Task description
The lines to copy from the listing below are those that contain the string "location".
▼
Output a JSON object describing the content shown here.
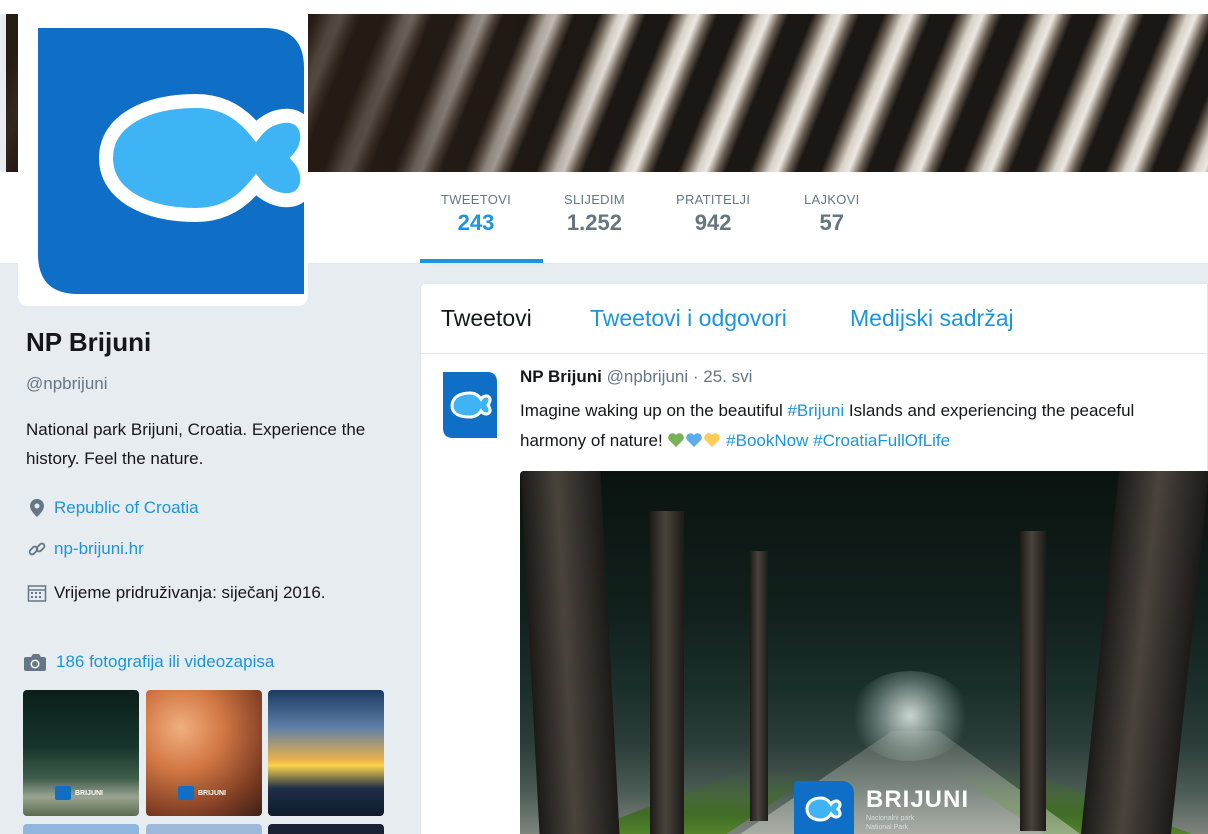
{
  "profile": {
    "name": "NP Brijuni",
    "handle": "@npbrijuni",
    "bio": "National park Brijuni, Croatia. Experience the history. Feel the nature.",
    "location": "Republic of Croatia",
    "website": "np-brijuni.hr",
    "joined": "Vrijeme pridruživanja: siječanj 2016.",
    "photos_label": "186 fotografija ili videozapisa"
  },
  "stats": [
    {
      "label": "TWEETOVI",
      "value": "243"
    },
    {
      "label": "SLIJEDIM",
      "value": "1.252"
    },
    {
      "label": "PRATITELJI",
      "value": "942"
    },
    {
      "label": "LAJKOVI",
      "value": "57"
    }
  ],
  "timeline_tabs": [
    "Tweetovi",
    "Tweetovi i odgovori",
    "Medijski sadržaj"
  ],
  "tweet": {
    "author": "NP Brijuni",
    "handle": "@npbrijuni",
    "date": "· 25. svi",
    "text_1": "Imagine waking up on the beautiful ",
    "tag_brijuni": "#Brijuni",
    "text_2": " Islands and experiencing the peaceful harmony of nature! ",
    "tag_booknow": "#BookNow",
    "tag_croatia": "#CroatiaFullOfLife",
    "media_logo_word": "BRIJUNI",
    "media_logo_sub1": "Nacionalni park",
    "media_logo_sub2": "National Park"
  },
  "thumb_logo_word": "BRIJUNI",
  "colors": {
    "accent": "#1b95e0",
    "brand_blue": "#0f6fc6",
    "fish_light": "#3fb4f5",
    "heart_green": "#77b255",
    "heart_blue": "#5dadec",
    "heart_yellow": "#fdcb58"
  }
}
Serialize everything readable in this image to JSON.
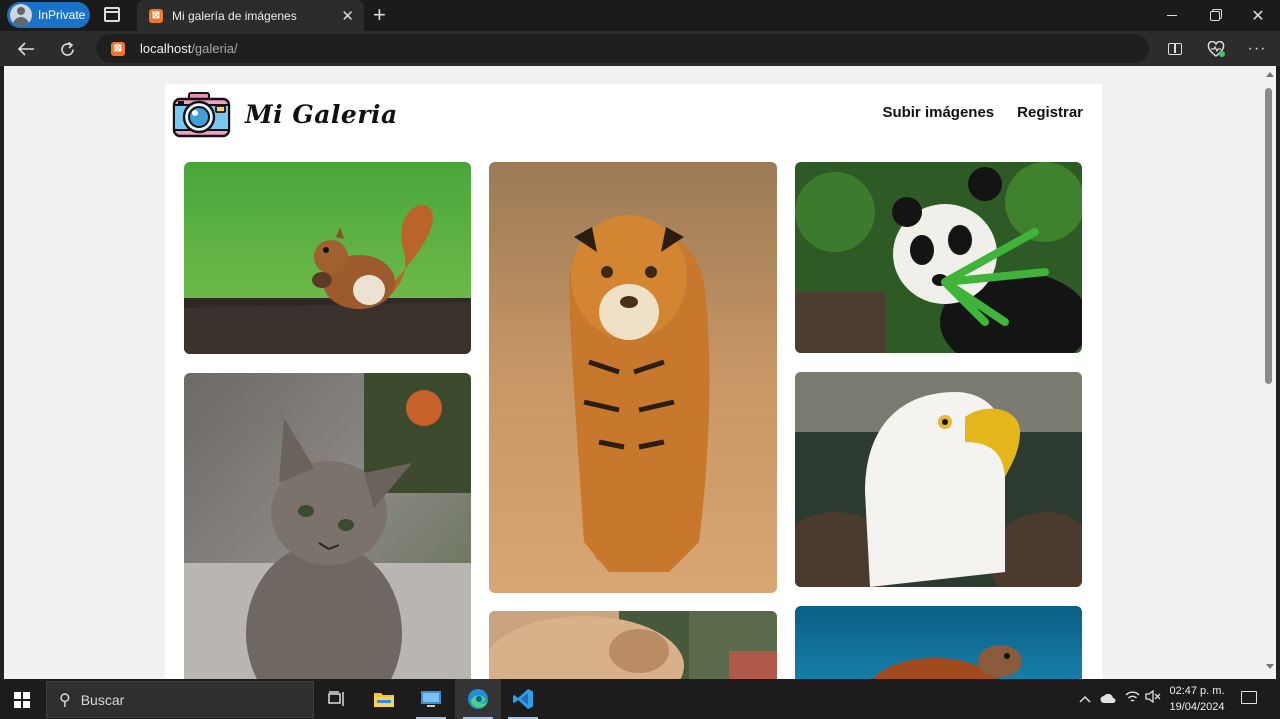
{
  "browser": {
    "profile_label": "InPrivate",
    "tab_title": "Mi galería de imágenes",
    "tab_close_glyph": "✕",
    "new_tab_glyph": "+",
    "url_host": "localhost",
    "url_path": "/galeria/",
    "favicon_glyph": "⊠"
  },
  "site": {
    "logo_text": "Mi Galeria",
    "nav": [
      "Subir imágenes",
      "Registrar"
    ]
  },
  "gallery": [
    {
      "animal": "squirrel"
    },
    {
      "animal": "tiger"
    },
    {
      "animal": "panda"
    },
    {
      "animal": "kitten"
    },
    {
      "animal": "bald-eagle"
    },
    {
      "animal": "lion-cub"
    },
    {
      "animal": "sea-turtle"
    }
  ],
  "taskbar": {
    "search_placeholder": "Buscar",
    "time": "02:47 p. m.",
    "date": "19/04/2024",
    "accent_color": "#9cc8f0"
  },
  "colors": {
    "inprivate_badge": "#1a73c9",
    "favicon": "#f0772a",
    "page_background": "#f1f1f1",
    "content_background": "#ffffff"
  }
}
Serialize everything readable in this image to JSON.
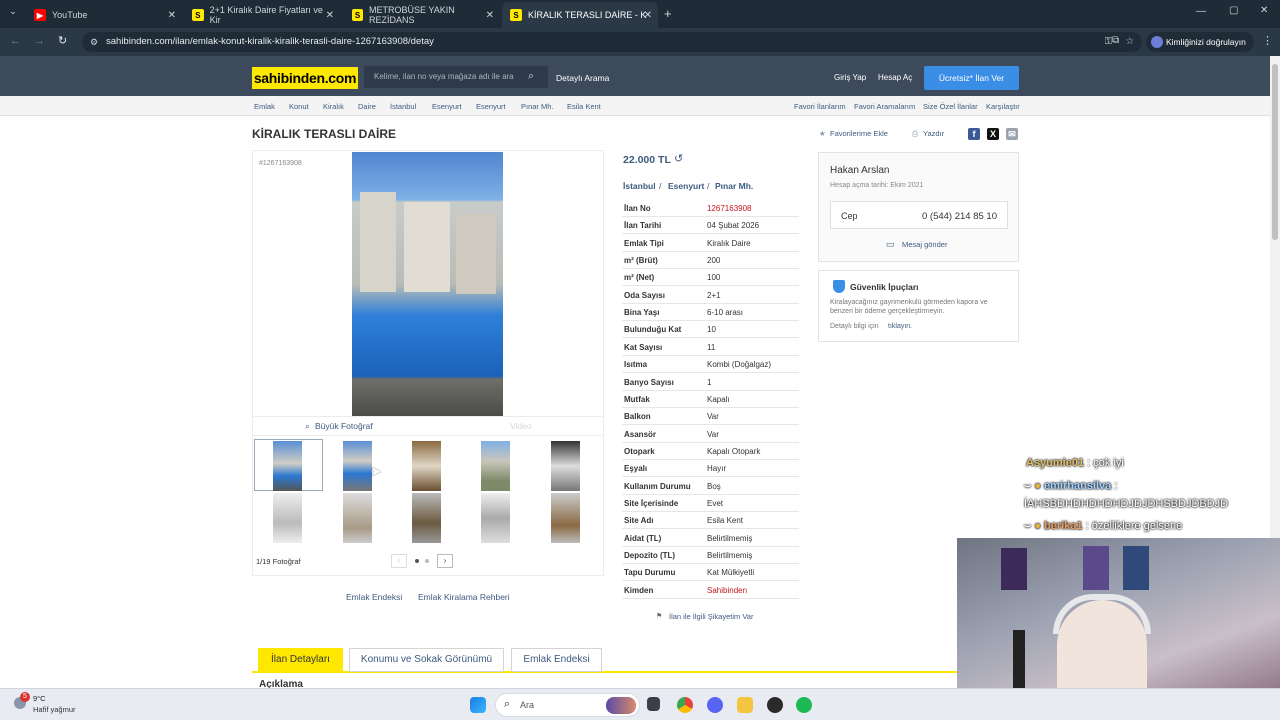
{
  "browser": {
    "tabs": [
      {
        "label": "YouTube",
        "icon": "youtube-icon"
      },
      {
        "label": "2+1 Kiralık Daire Fiyatları ve Kir",
        "icon": "sahibinden-icon"
      },
      {
        "label": "METROBÜSE YAKIN REZİDANS",
        "icon": "sahibinden-icon"
      },
      {
        "label": "KİRALIK TERASLI DAİRE - Kiralık",
        "icon": "sahibinden-icon"
      }
    ],
    "url": "sahibinden.com/ilan/emlak-konut-kiralik-kiralik-terasli-daire-1267163908/detay",
    "verify_label": "Kimliğinizi doğrulayın"
  },
  "header": {
    "logo": "sahibinden.com",
    "search_placeholder": "Kelime, ilan no veya mağaza adı ile ara",
    "advanced_search": "Detaylı Arama",
    "login": "Giriş Yap",
    "register": "Hesap Aç",
    "post_ad": "Ücretsiz* İlan Ver"
  },
  "breadcrumb": [
    "Emlak",
    "Konut",
    "Kiralık",
    "Daire",
    "İstanbul",
    "Esenyurt",
    "Esenyurt",
    "Pınar Mh.",
    "Esila Kent"
  ],
  "quick_links": [
    "Favori İlanlarım",
    "Favori Aramalarım",
    "Size Özel İlanlar",
    "Karşılaştır"
  ],
  "listing": {
    "title": "KİRALIK TERASLI DAİRE",
    "favorite": "Favorilerime Ekle",
    "print": "Yazdır",
    "ad_ref": "#1267163908",
    "price": "22.000 TL",
    "location": [
      "İstanbul",
      "Esenyurt",
      "Pınar Mh."
    ],
    "large_photo": "Büyük Fotoğraf",
    "video": "Video",
    "photo_count": "1/19 Fotoğraf",
    "links": [
      "Emlak Endeksi",
      "Emlak Kiralama Rehberi"
    ],
    "complaint": "İlan ile İlgili Şikayetim Var"
  },
  "details": [
    {
      "k": "İlan No",
      "v": "1267163908",
      "red": true
    },
    {
      "k": "İlan Tarihi",
      "v": "04 Şubat 2026"
    },
    {
      "k": "Emlak Tipi",
      "v": "Kiralık Daire"
    },
    {
      "k": "m² (Brüt)",
      "v": "200"
    },
    {
      "k": "m² (Net)",
      "v": "100"
    },
    {
      "k": "Oda Sayısı",
      "v": "2+1"
    },
    {
      "k": "Bina Yaşı",
      "v": "6-10 arası"
    },
    {
      "k": "Bulunduğu Kat",
      "v": "10"
    },
    {
      "k": "Kat Sayısı",
      "v": "11"
    },
    {
      "k": "Isıtma",
      "v": "Kombi (Doğalgaz)"
    },
    {
      "k": "Banyo Sayısı",
      "v": "1"
    },
    {
      "k": "Mutfak",
      "v": "Kapalı"
    },
    {
      "k": "Balkon",
      "v": "Var"
    },
    {
      "k": "Asansör",
      "v": "Var"
    },
    {
      "k": "Otopark",
      "v": "Kapalı Otopark"
    },
    {
      "k": "Eşyalı",
      "v": "Hayır"
    },
    {
      "k": "Kullanım Durumu",
      "v": "Boş"
    },
    {
      "k": "Site İçerisinde",
      "v": "Evet"
    },
    {
      "k": "Site Adı",
      "v": "Esila Kent"
    },
    {
      "k": "Aidat (TL)",
      "v": "Belirtilmemiş"
    },
    {
      "k": "Depozito (TL)",
      "v": "Belirtilmemiş"
    },
    {
      "k": "Tapu Durumu",
      "v": "Kat Mülkiyetli"
    },
    {
      "k": "Kimden",
      "v": "Sahibinden",
      "red": true
    }
  ],
  "seller": {
    "name": "Hakan Arslan",
    "since": "Hesap açma tarihi: Ekim 2021",
    "phone_label": "Cep",
    "phone": "0 (544) 214 85 10",
    "message": "Mesaj gönder"
  },
  "safety": {
    "title": "Güvenlik İpuçları",
    "text": "Kiralayacağınız gayrimenkulü görmeden kapora ve benzeri bir ödeme gerçekleştirmeyin.",
    "more_prefix": "Detaylı bilgi için",
    "more_link": "tıklayın."
  },
  "bottom_tabs": [
    "İlan Detayları",
    "Konumu ve Sokak Görünümü",
    "Emlak Endeksi"
  ],
  "description_heading": "Açıklama",
  "stream_chat": [
    {
      "user": "Asyumie01",
      "msg": ": çok iyi"
    },
    {
      "user": "emirhansilva",
      "msg": ":"
    },
    {
      "user": "",
      "msg": "İAHSBDHDHDHDHDJDJDHSBDJDBDJD"
    },
    {
      "user": "berika1",
      "msg": ": özelliklere gelsene"
    }
  ],
  "taskbar": {
    "weather_temp": "9°C",
    "weather_desc": "Hafif yağmur",
    "search": "Ara",
    "badge": "5"
  },
  "colors": {
    "brand_yellow": "#ffe800",
    "header": "#3d4a5c",
    "link": "#3d5a80",
    "red": "#c4161c",
    "post_button": "#3a8ee6"
  }
}
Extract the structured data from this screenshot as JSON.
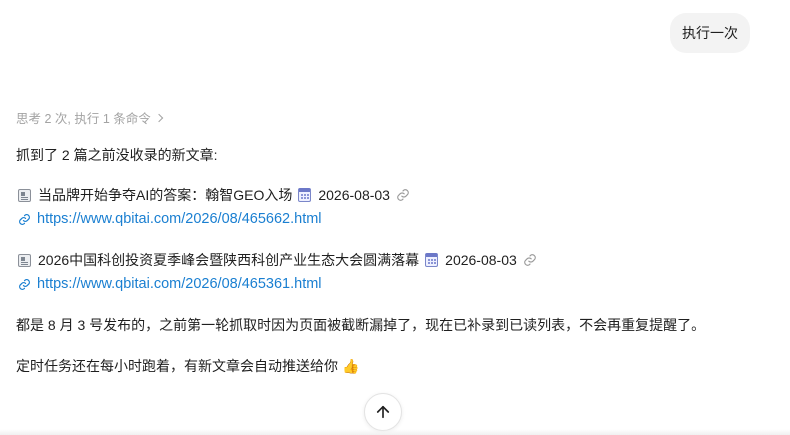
{
  "user_message": "执行一次",
  "thinking_summary": "思考 2 次, 执行 1 条命令",
  "intro": "抓到了 2 篇之前没收录的新文章:",
  "articles": [
    {
      "title": "当品牌开始争夺AI的答案：翰智GEO入场",
      "date": "2026-08-03",
      "url": "https://www.qbitai.com/2026/08/465662.html"
    },
    {
      "title": "2026中国科创投资夏季峰会暨陕西科创产业生态大会圆满落幕",
      "date": "2026-08-03",
      "url": "https://www.qbitai.com/2026/08/465361.html"
    }
  ],
  "note": "都是 8 月 3 号发布的，之前第一轮抓取时因为页面被截断漏掉了，现在已补录到已读列表，不会再重复提醒了。",
  "schedule": "定时任务还在每小时跑着，有新文章会自动推送给你",
  "icons": {
    "article": "newspaper-icon",
    "date": "calendar-icon",
    "link": "link-icon",
    "thumb": "thumbs-up-icon",
    "scroll": "arrow-up-icon"
  },
  "colors": {
    "link": "#1a7fd1",
    "bubble_bg": "#f3f3f3",
    "muted": "#a3a3a3"
  }
}
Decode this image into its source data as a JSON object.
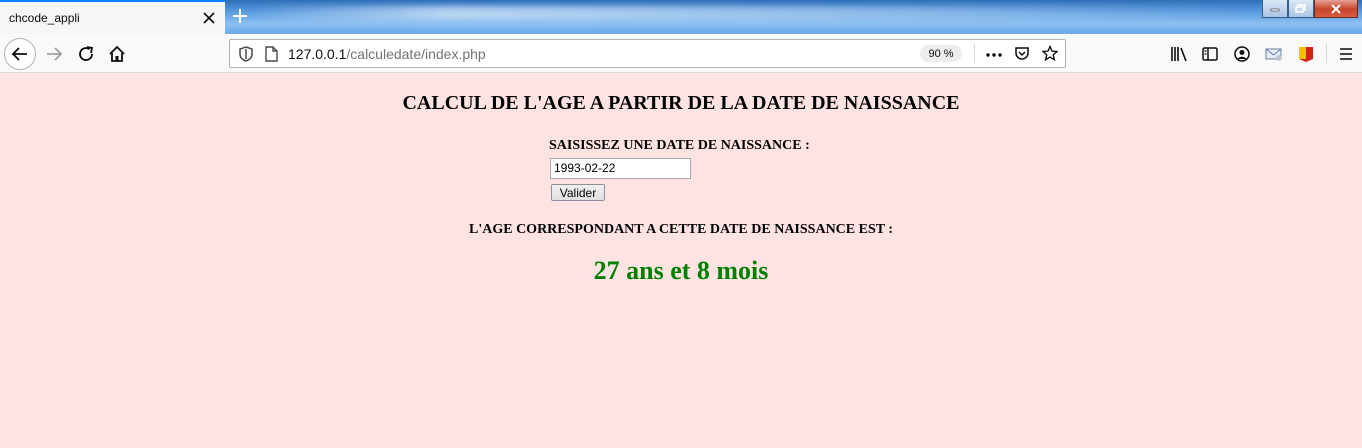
{
  "browser": {
    "tab_title": "chcode_appli",
    "url_host": "127.0.0.1",
    "url_path": "/calculedate/index.php",
    "zoom": "90 %"
  },
  "page": {
    "heading": "CALCUL DE L'AGE A PARTIR DE LA DATE DE NAISSANCE",
    "input_label": "SAISISSEZ UNE DATE DE NAISSANCE :",
    "date_value": "1993-02-22",
    "submit_label": "Valider",
    "result_label": "L'AGE CORRESPONDANT A CETTE DATE DE NAISSANCE EST :",
    "result_value": "27 ans et 8 mois",
    "colors": {
      "background": "#ffe3e3",
      "result": "#008000"
    }
  },
  "icons": [
    "close-icon",
    "new-tab-icon",
    "minimize-icon",
    "restore-icon",
    "window-close-icon",
    "back-icon",
    "forward-icon",
    "reload-icon",
    "home-icon",
    "shield-icon",
    "page-icon",
    "more-icon",
    "pocket-icon",
    "bookmark-star-icon",
    "library-icon",
    "sidebar-icon",
    "account-icon",
    "mail-icon",
    "flag-icon",
    "menu-icon"
  ]
}
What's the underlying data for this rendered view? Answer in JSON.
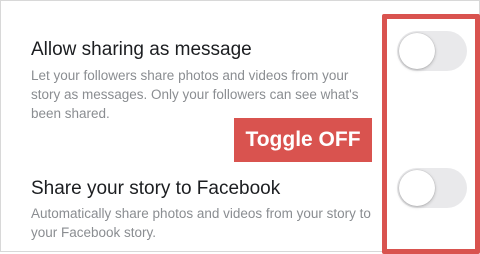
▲
Output for this task
    "location": "Republic of Croatia",
    "location": [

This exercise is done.